If you are affected with problematic anger, you deserve help and support. Connor Armstrong, the Army officer, sought help after his wife gave him an ultimatum: either he would find out where his aggressive outbursts were coming from and what could be done about them, or she would leave him. With the help of a mental health provider, Connor Armstrong got to know and tame his inner beast. Anger and co-occurring PTSD can be treated using various cognitive behavioral therapies.1 One such treatment is made up of 12 one-hour sessions where individuals learn about anger and PTSD, monitor and identify the cost and benefits of their anger, analyze examples from their life to find patterns, practice coping with anger when provoked, learn relaxation strategies, and assertive communication.1 The goal of treatment is to help individuals expand their range of emotional reactions and better control their responses to anger triggers.

The Department of Veterans Affairs offers an online Anger Toolkit and an Anger and Irritability course. They also offer comprehensive information on anger and trauma. They answer questions about why anger is a common response to trauma and include video testimonies from veterans who have successfully recovered from co-occurring problematic anger and PTSD.

If anger is causing you distress or disrupting your relationships, consult a mental health care provider. You can schedule an appointment with a provider or speak to your primary care doctor. The InTransition Program can also help you find local mental health care services.


  1. Cash, R., Varker, T., McHugh, T., Metcalf, O., Howard, A., Lloyd, D., Costello, J., Said, D., & Forbes, D. (2018). Effectiveness of an anger intervention for military members with PTSD: A clinical case series. Military Medicine, 183, 9-10.
  2. Dillon, K. H., Crawford, E. F., Kudler, H., Straits-Troster, K. A., Elbogen, E. B., & Calhoun, P. S. (2017). An investigation of treatment engagement among returning veterans with problematic anger.
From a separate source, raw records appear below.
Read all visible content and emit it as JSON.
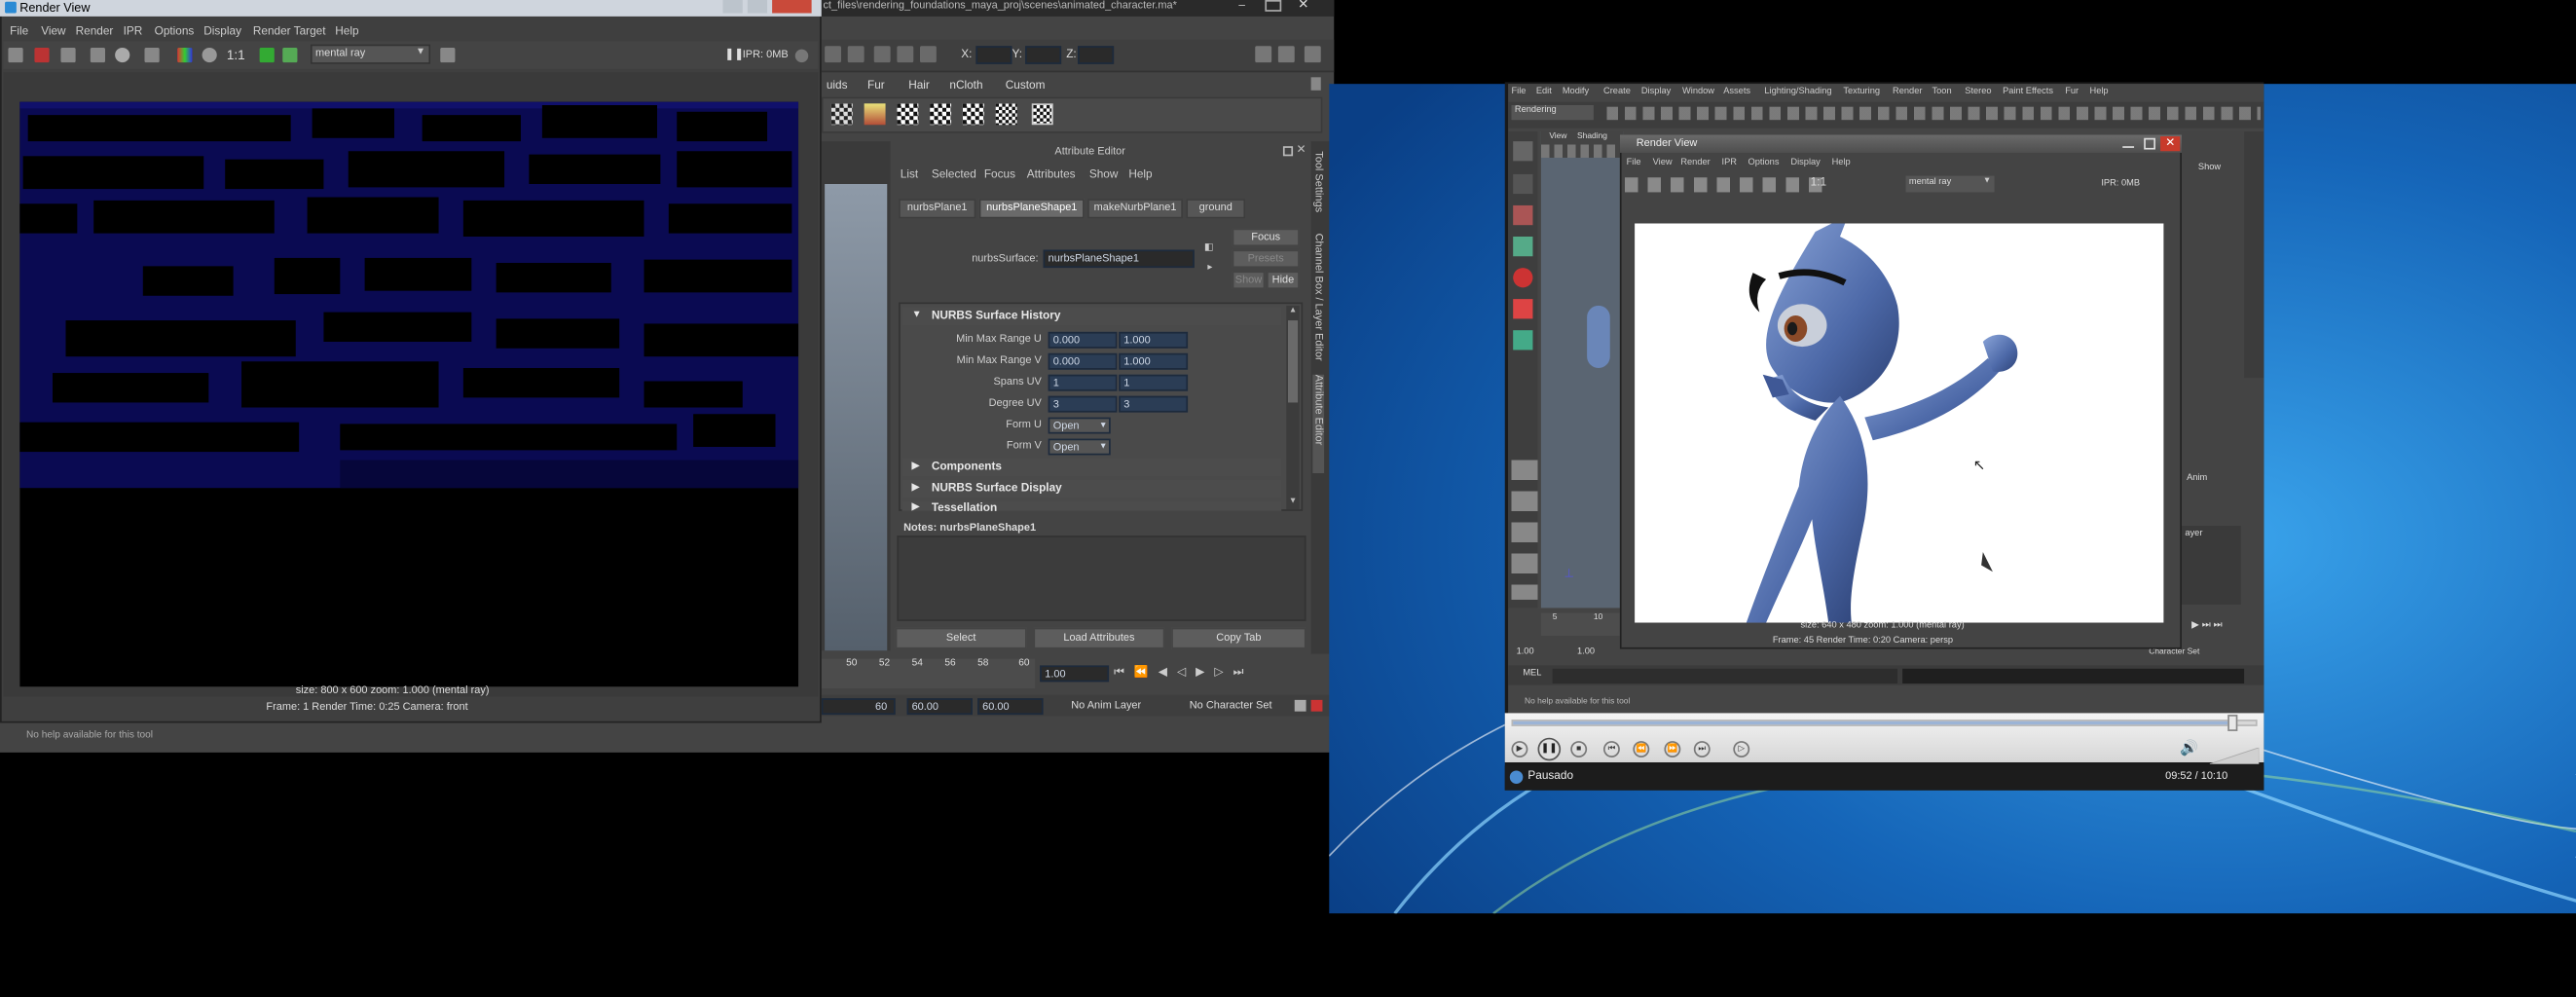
{
  "left_maya": {
    "title_path": "ct_files\\rendering_foundations_maya_proj\\scenes\\animated_character.ma*",
    "coord_labels": [
      "X:",
      "Y:",
      "Z:"
    ],
    "shelf_tabs": [
      "uids",
      "Fur",
      "Hair",
      "nCloth",
      "Custom"
    ],
    "status_line": "No help available for this tool"
  },
  "render_view_left": {
    "title": "Render View",
    "menu": [
      "File",
      "View",
      "Render",
      "IPR",
      "Options",
      "Display",
      "Render Target",
      "Help"
    ],
    "ratio_label": "1:1",
    "renderer": "mental ray",
    "ipr_label": "IPR: 0MB",
    "info_line1": "size: 800 x 600 zoom: 1.000      (mental ray)",
    "info_line2": "Frame: 1      Render Time: 0:25      Camera: front"
  },
  "attribute_editor": {
    "header": "Attribute Editor",
    "menu": [
      "List",
      "Selected",
      "Focus",
      "Attributes",
      "Show",
      "Help"
    ],
    "tabs": [
      "nurbsPlane1",
      "nurbsPlaneShape1",
      "makeNurbPlane1",
      "ground"
    ],
    "type_label": "nurbsSurface:",
    "node_name": "nurbsPlaneShape1",
    "focus_btn": "Focus",
    "presets_btn": "Presets",
    "show_btn": "Show",
    "hide_btn": "Hide",
    "sections": {
      "history": "NURBS Surface History",
      "components": "Components",
      "display": "NURBS Surface Display",
      "tessellation": "Tessellation"
    },
    "rows": {
      "min_max_u": {
        "label": "Min Max Range U",
        "a": "0.000",
        "b": "1.000"
      },
      "min_max_v": {
        "label": "Min Max Range V",
        "a": "0.000",
        "b": "1.000"
      },
      "spans": {
        "label": "Spans UV",
        "a": "1",
        "b": "1"
      },
      "degree": {
        "label": "Degree UV",
        "a": "3",
        "b": "3"
      },
      "form_u": {
        "label": "Form U",
        "value": "Open"
      },
      "form_v": {
        "label": "Form V",
        "value": "Open"
      }
    },
    "notes_label": "Notes:  nurbsPlaneShape1",
    "buttons": [
      "Select",
      "Load Attributes",
      "Copy Tab"
    ],
    "side_tabs": [
      "Tool Settings",
      "Channel Box / Layer Editor",
      "Attribute Editor"
    ]
  },
  "timeline": {
    "ticks": [
      "50",
      "52",
      "54",
      "56",
      "58",
      "60"
    ],
    "current_frame": "1.00",
    "range_end": "60",
    "start": "60.00",
    "end": "60.00",
    "anim_layer": "No Anim Layer",
    "char_set": "No Character Set"
  },
  "player": {
    "status": "Pausado",
    "time": "09:52 / 10:10"
  },
  "video_maya": {
    "menu": [
      "File",
      "Edit",
      "Modify",
      "Create",
      "Display",
      "Window",
      "Assets",
      "Lighting/Shading",
      "Texturing",
      "Render",
      "Toon",
      "Stereo",
      "Paint Effects",
      "Fur",
      "Help"
    ],
    "mode": "Rendering",
    "panel_menu": [
      "View",
      "Shading"
    ],
    "render_view_title": "Render View",
    "render_view_menu": [
      "File",
      "View",
      "Render",
      "IPR",
      "Options",
      "Display",
      "Help"
    ],
    "ratio_label": "1:1",
    "renderer": "mental ray",
    "ipr_label": "IPR: 0MB",
    "info_line1": "size: 640 x 480 zoom: 1.000      (mental ray)",
    "info_line2": "Frame: 45      Render Time: 0:20      Camera: persp",
    "side_labels": [
      "Show",
      "Anim",
      "ayer"
    ],
    "ruler": [
      "5",
      "10"
    ],
    "range_a": "1.00",
    "range_b": "1.00",
    "mel": "MEL",
    "help": "No help available for this tool",
    "char_set_short": "Character Set"
  },
  "colors": {
    "maya_bg": "#444444",
    "render_blue": "#0a0a52",
    "desktop_blue": "#1565b8",
    "field_blue": "#2b3d55"
  }
}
The Journal of Nervous and Mental Disease, 205(2), 119–126.
  3. Thomas, J. L., Wilk, J. E., Riviere, L. A., McGurk, D., Castro, C. A., & Hoge, C. W. (2010). Prevalence of mental health problems and functional impairment among active component and National Guard soldiers 3 and 12 months following combat in Iraq. Archives of General Psychiatry, 67(6), 614–623.
  4. Varker, T., Cowlishaw, S., Baur, J., McFarlane, A. C., Lawrence-Wood, E., Metcalf, O., Van Hooff, M., Sadler, N., O'Donnell, M. L., Hodson, S., Benassi, H., & Forbes, D. (2022). Problem anger in veterans and military personnel: Prevalence, predictors, and associated harms of suicide and violence. Journal of psychiatric research, 151, 57–64.

Andrea Hellenthal, Ph.D. is a psychologist specializing in clinical psychology. She works for the German Armed Forces and is employed there at the University. Additionally, she treats patients in her own practice. She is currently participating in a scientific exchange program with the U.S. Armed Forces and works for the Psychological Health Center of Excellence.

Last Updated: November 29, 2022
Follow us on Instagram Follow us on LinkedIn Follow us on Facebook Follow us on X Follow us on YouTube Sign up on GovDelivery